About Biopolitics, Parties, Pundits & Human Biotechnology
Policy decisions about human biotechnologies have typically been debated among elite commissions and experts. But controversy is increasingly spilling over into mainstream news media and political debates.
This trend has been most notable in the United States, with the emergence of human embryonic stem cell research as a political issue. Stem cell debates at the policy level have made this discussion far more visible to the public.
The Bush Administration's restrictions on federal funding for human embryonic stem cell research elevated the issue to the front pages of newspapers. Shortly after its announcement in 2001, partisan battle lines were drawn in ways that mirror the abortion rights divide.
Republicans hoped that opposition to research that destroys embryos would increase support among their party's religious conservative base. Democrats countered by assembling a coalition of patient advocates, biomedical researchers, and biotechnology entrepreneurs and appealed to moderate swing voters and Republicans who they believed would be swayed by promises of cures.

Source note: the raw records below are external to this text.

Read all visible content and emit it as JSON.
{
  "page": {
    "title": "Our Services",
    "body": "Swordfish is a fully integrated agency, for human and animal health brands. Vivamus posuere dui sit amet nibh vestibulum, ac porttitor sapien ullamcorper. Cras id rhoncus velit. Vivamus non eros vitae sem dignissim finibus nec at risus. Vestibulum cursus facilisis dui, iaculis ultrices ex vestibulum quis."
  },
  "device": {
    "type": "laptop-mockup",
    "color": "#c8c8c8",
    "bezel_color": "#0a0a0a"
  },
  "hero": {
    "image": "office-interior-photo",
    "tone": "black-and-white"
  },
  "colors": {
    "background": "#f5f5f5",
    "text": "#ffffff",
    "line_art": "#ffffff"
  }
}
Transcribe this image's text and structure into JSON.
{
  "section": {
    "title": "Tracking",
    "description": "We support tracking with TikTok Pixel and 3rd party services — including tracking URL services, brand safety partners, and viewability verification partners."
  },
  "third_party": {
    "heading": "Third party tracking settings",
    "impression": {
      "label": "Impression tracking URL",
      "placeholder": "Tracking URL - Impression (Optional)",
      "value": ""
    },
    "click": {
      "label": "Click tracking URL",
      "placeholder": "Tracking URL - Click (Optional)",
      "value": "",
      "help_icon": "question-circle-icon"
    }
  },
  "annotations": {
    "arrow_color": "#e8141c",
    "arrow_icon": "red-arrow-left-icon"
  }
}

There were some notable exceptions to this partisan line-up. Some conservatives support embryonic stem cell research; some liberals and progressives who support the research in principle criticize aspects of its conduct and regulation. Unfortunately, the polarized debate has frequently distorted facts while obscuring a range of important social issues unrelated to the moral status of embryos.
Innovation and Equity in an Age of Gene Editingby Charis Thompson, Ruha Benjamin, Jessica Cussins and Marcy Darnovsky, The GuardianMay 19th, 2015As experts gather in Atlanta to discuss the rights and wrongs of editing human genomes, four of the attendees explain why it is vital to put social justice at the heart of the debate.
The Genome Engineering Revolutionby Ryan Clarke and James Hyun, Tech CrunchMay 13th, 2015The CRISPR-cas9 system makes gene editing in many organisms and cells — like our own egg, sperm or embryo — more efficient, accessible and simple than ever before.
Science is Often Flawed. It's Time we Embraced That.by Julia Belluz and Steven Hoffman, VoxMay 13th, 2015That science can fail, however, shouldn't come as a surprise to anyone. It's a human construct, after all. And if we simply accepted that science often works imperfectly, we'd be better off.
Microbiomes Raise Privacy Concernsby Ewen Callaway, Nature NewsMay 11th, 2015Call it a ‘gut print’. The collective DNA of the microbes that colonize a human body can uniquely identify someone, researchers have found, raising privacy issues.